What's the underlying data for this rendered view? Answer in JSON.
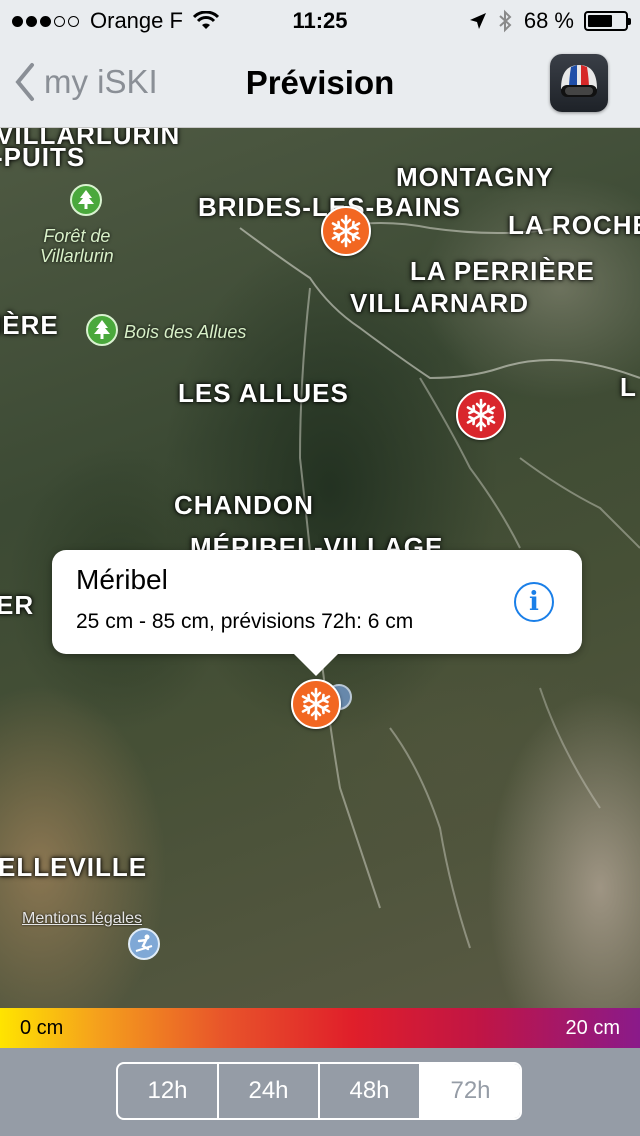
{
  "status_bar": {
    "carrier": "Orange F",
    "signal_bars_filled": 3,
    "signal_bars_total": 5,
    "time": "11:25",
    "battery_percent": "68 %",
    "battery_level": 0.68
  },
  "nav": {
    "back_label": "my iSKI",
    "title": "Prévision",
    "app_icon": "helmet-goggles-icon"
  },
  "map": {
    "places": {
      "villarlurin": "VILLARLURIN",
      "puits": "-PUITS",
      "brides": "BRIDES-LES-BAINS",
      "montagny": "MONTAGNY",
      "la_roche": "LA ROCHE",
      "la_perriere": "LA PERRIÈRE",
      "villarnard": "VILLARNARD",
      "iere": "IÈRE",
      "les_allues": "LES ALLUES",
      "chandon": "CHANDON",
      "meribel_village": "MÉRIBEL-VILLAGE",
      "er": "ER",
      "elleville": "ELLEVILLE",
      "l": "L"
    },
    "pois": {
      "foret_line1": "Forêt de",
      "foret_line2": "Villarlurin",
      "bois": "Bois des Allues"
    },
    "callout": {
      "title": "Méribel",
      "subtitle": "25 cm - 85 cm, prévisions 72h: 6 cm"
    },
    "legal": "Mentions légales",
    "marker_colors": {
      "orange": "#f26722",
      "red": "#d9262c"
    }
  },
  "scale": {
    "min_label": "0 cm",
    "max_label": "20 cm"
  },
  "segments": {
    "items": [
      "12h",
      "24h",
      "48h",
      "72h"
    ],
    "selected": "72h"
  }
}
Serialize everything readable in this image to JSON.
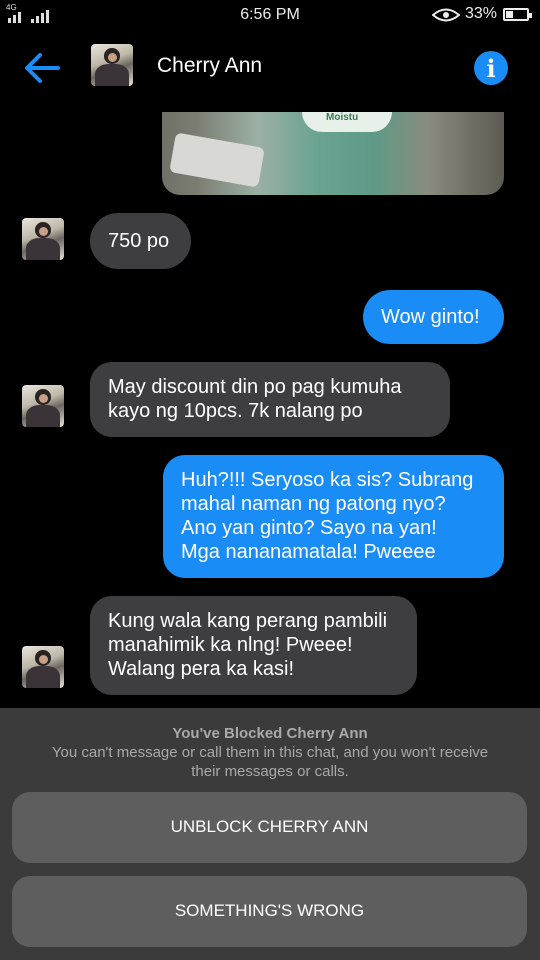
{
  "status_bar": {
    "network": "4G",
    "time": "6:56 PM",
    "battery": "33%"
  },
  "header": {
    "contact_name": "Cherry Ann",
    "info_glyph": "i"
  },
  "messages": [
    {
      "direction": "in",
      "lines": [
        "750 po"
      ]
    },
    {
      "direction": "out",
      "lines": [
        "Wow ginto!"
      ]
    },
    {
      "direction": "in",
      "lines": [
        "May discount din po pag kumuha",
        "kayo ng 10pcs. 7k nalang po"
      ]
    },
    {
      "direction": "out",
      "lines": [
        "Huh?!!! Seryoso ka sis? Subrang",
        "mahal naman ng patong nyo?",
        "Ano yan ginto? Sayo na yan!",
        "Mga nananamatala! Pweeee"
      ]
    },
    {
      "direction": "in",
      "lines": [
        "Kung wala kang perang pambili",
        "manahimik ka nlng! Pweee!",
        "Walang pera ka kasi!"
      ]
    }
  ],
  "photo_label": "Moistu",
  "blocked": {
    "title": "You've Blocked Cherry Ann",
    "desc_lines": [
      "You can't message or call them in this chat, and you won't receive",
      "their messages or calls."
    ],
    "unblock_label": "UNBLOCK CHERRY ANN",
    "wrong_label": "SOMETHING'S WRONG"
  },
  "colors": {
    "accent": "#1a8cf5",
    "incoming_bubble": "#3e3e40",
    "panel": "#3b3b3b",
    "panel_button": "#5e5e5e"
  },
  "icons": [
    "signal-icon",
    "eye-icon",
    "battery-icon",
    "back-arrow-icon",
    "info-icon"
  ]
}
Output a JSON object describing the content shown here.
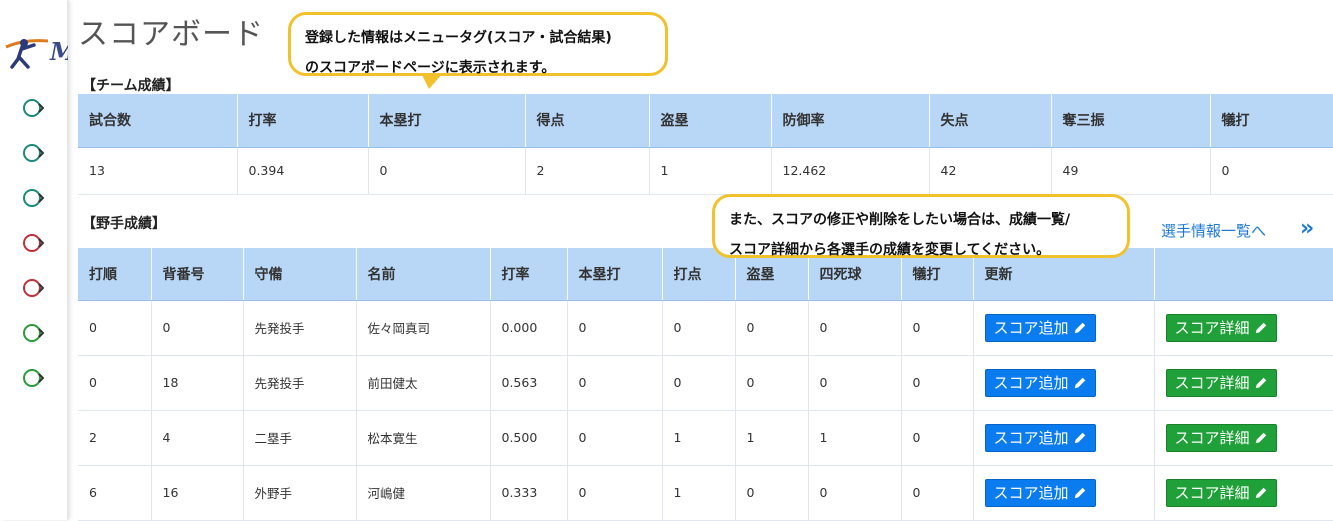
{
  "app": {
    "logo_text": "M",
    "nav_colors": [
      "#1a8a7a",
      "#1a8a7a",
      "#1a8a7a",
      "#c0303c",
      "#c0303c",
      "#2a9a3a",
      "#2a9a3a"
    ],
    "nav_icon": "chevron-circle-icon"
  },
  "page": {
    "title": "スコアボード"
  },
  "callouts": [
    {
      "line1": "登録した情報はメニュータグ(スコア・試合結果)",
      "line2": "のスコアボードページに表示されます。"
    },
    {
      "line1": "また、スコアの修正や削除をしたい場合は、成績一覧/",
      "line2": "スコア詳細から各選手の成績を変更してください。"
    }
  ],
  "team": {
    "section_label": "【チーム成績】",
    "headers": [
      "試合数",
      "打率",
      "本塁打",
      "得点",
      "盗塁",
      "防御率",
      "失点",
      "奪三振",
      "犠打"
    ],
    "values": [
      "13",
      "0.394",
      "0",
      "2",
      "1",
      "12.462",
      "42",
      "49",
      "0"
    ]
  },
  "players": {
    "section_label": "【野手成績】",
    "link_label": "選手情報一覧へ",
    "link_arrow": "»",
    "headers": [
      "打順",
      "背番号",
      "守備",
      "名前",
      "打率",
      "本塁打",
      "打点",
      "盗塁",
      "四死球",
      "犠打",
      "更新",
      ""
    ],
    "add_label": "スコア追加",
    "detail_label": "スコア詳細",
    "rows": [
      [
        "0",
        "0",
        "先発投手",
        "佐々岡真司",
        "0.000",
        "0",
        "0",
        "0",
        "0",
        "0"
      ],
      [
        "0",
        "18",
        "先発投手",
        "前田健太",
        "0.563",
        "0",
        "0",
        "0",
        "0",
        "0"
      ],
      [
        "2",
        "4",
        "二塁手",
        "松本寛生",
        "0.500",
        "0",
        "1",
        "1",
        "1",
        "0"
      ],
      [
        "6",
        "16",
        "外野手",
        "河嶋健",
        "0.333",
        "0",
        "1",
        "0",
        "0",
        "0"
      ]
    ]
  },
  "colors": {
    "header_bg": "#b8d7f7",
    "btn_blue": "#0a7cf0",
    "btn_green": "#20a038",
    "callout_border": "#f2c12e",
    "link": "#1f7ad6"
  }
}
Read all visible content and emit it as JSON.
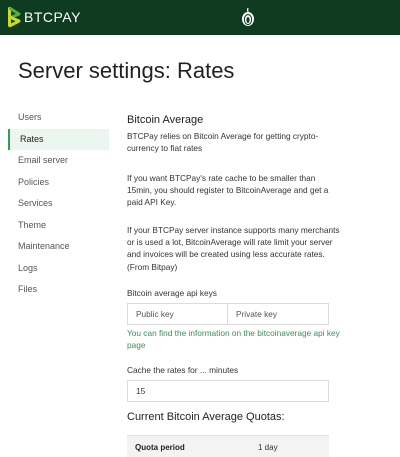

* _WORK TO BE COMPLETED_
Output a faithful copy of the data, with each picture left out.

* _COMPLETED EXERCISE_
What's the underlying data for this rendered view? Answer in JSON.
{
  "status_bar": {
    "carrier": "Orange F",
    "signal_bars_filled": 3,
    "signal_bars_total": 5,
    "time": "11:25",
    "battery_percent": "68 %",
    "battery_level": 0.68
  },
  "nav": {
    "back_label": "my iSKI",
    "title": "Prévision",
    "app_icon": "helmet-goggles-icon"
  },
  "map": {
    "places": {
      "villarlurin": "VILLARLURIN",
      "puits": "-PUITS",
      "brides": "BRIDES-LES-BAINS",
      "montagny": "MONTAGNY",
      "la_roche": "LA ROCHE",
      "la_perriere": "LA PERRIÈRE",
      "villarnard": "VILLARNARD",
      "iere": "IÈRE",
      "les_allues": "LES ALLUES",
      "chandon": "CHANDON",
      "meribel_village": "MÉRIBEL-VILLAGE",
      "er": "ER",
      "elleville": "ELLEVILLE",
      "l": "L"
    },
    "pois": {
      "foret_line1": "Forêt de",
      "foret_line2": "Villarlurin",
      "bois": "Bois des Allues"
    },
    "callout": {
      "title": "Méribel",
      "subtitle": "25 cm - 85 cm, prévisions 72h: 6 cm"
    },
    "legal": "Mentions légales",
    "marker_colors": {
      "orange": "#f26722",
      "red": "#d9262c"
    }
  },
  "scale": {
    "min_label": "0 cm",
    "max_label": "20 cm"
  },
  "segments": {
    "items": [
      "12h",
      "24h",
      "48h",
      "72h"
    ],
    "selected": "72h"
  }
}
Serialize everything readable in this image to JSON.
{
  "status_bar": {
    "network": "4G",
    "time": "6:56 PM",
    "battery": "33%"
  },
  "header": {
    "contact_name": "Cherry Ann",
    "info_glyph": "i"
  },
  "messages": [
    {
      "direction": "in",
      "lines": [
        "750 po"
      ]
    },
    {
      "direction": "out",
      "lines": [
        "Wow ginto!"
      ]
    },
    {
      "direction": "in",
      "lines": [
        "May discount din po pag kumuha",
        "kayo ng 10pcs. 7k nalang po"
      ]
    },
    {
      "direction": "out",
      "lines": [
        "Huh?!!! Seryoso ka sis? Subrang",
        "mahal naman ng patong nyo?",
        "Ano yan ginto? Sayo na yan!",
        "Mga nananamatala! Pweeee"
      ]
    },
    {
      "direction": "in",
      "lines": [
        "Kung wala kang perang pambili",
        "manahimik ka nlng! Pweee!",
        "Walang pera ka kasi!"
      ]
    }
  ],
  "photo_label": "Moistu",
  "blocked": {
    "title": "You've Blocked Cherry Ann",
    "desc_lines": [
      "You can't message or call them in this chat, and you won't receive",
      "their messages or calls."
    ],
    "unblock_label": "UNBLOCK CHERRY ANN",
    "wrong_label": "SOMETHING'S WRONG"
  },
  "colors": {
    "accent": "#1a8cf5",
    "incoming_bubble": "#3e3e40",
    "panel": "#3b3b3b",
    "panel_button": "#5e5e5e"
  },
  "icons": [
    "signal-icon",
    "eye-icon",
    "battery-icon",
    "back-arrow-icon",
    "info-icon"
  ]
}
Output a JSON object describing the content shown here.
{
  "app": {
    "logo_text": "M",
    "nav_colors": [
      "#1a8a7a",
      "#1a8a7a",
      "#1a8a7a",
      "#c0303c",
      "#c0303c",
      "#2a9a3a",
      "#2a9a3a"
    ],
    "nav_icon": "chevron-circle-icon"
  },
  "page": {
    "title": "スコアボード"
  },
  "callouts": [
    {
      "line1": "登録した情報はメニュータグ(スコア・試合結果)",
      "line2": "のスコアボードページに表示されます。"
    },
    {
      "line1": "また、スコアの修正や削除をしたい場合は、成績一覧/",
      "line2": "スコア詳細から各選手の成績を変更してください。"
    }
  ],
  "team": {
    "section_label": "【チーム成績】",
    "headers": [
      "試合数",
      "打率",
      "本塁打",
      "得点",
      "盗塁",
      "防御率",
      "失点",
      "奪三振",
      "犠打"
    ],
    "values": [
      "13",
      "0.394",
      "0",
      "2",
      "1",
      "12.462",
      "42",
      "49",
      "0"
    ]
  },
  "players": {
    "section_label": "【野手成績】",
    "link_label": "選手情報一覧へ",
    "link_arrow": "»",
    "headers": [
      "打順",
      "背番号",
      "守備",
      "名前",
      "打率",
      "本塁打",
      "打点",
      "盗塁",
      "四死球",
      "犠打",
      "更新",
      ""
    ],
    "add_label": "スコア追加",
    "detail_label": "スコア詳細",
    "rows": [
      [
        "0",
        "0",
        "先発投手",
        "佐々岡真司",
        "0.000",
        "0",
        "0",
        "0",
        "0",
        "0"
      ],
      [
        "0",
        "18",
        "先発投手",
        "前田健太",
        "0.563",
        "0",
        "0",
        "0",
        "0",
        "0"
      ],
      [
        "2",
        "4",
        "二塁手",
        "松本寛生",
        "0.500",
        "0",
        "1",
        "1",
        "1",
        "0"
      ],
      [
        "6",
        "16",
        "外野手",
        "河嶋健",
        "0.333",
        "0",
        "1",
        "0",
        "0",
        "0"
      ]
    ]
  },
  "colors": {
    "header_bg": "#b8d7f7",
    "btn_blue": "#0a7cf0",
    "btn_green": "#20a038",
    "callout_border": "#f2c12e",
    "link": "#1f7ad6"
  }
}
Read all visible content and emit it as JSON.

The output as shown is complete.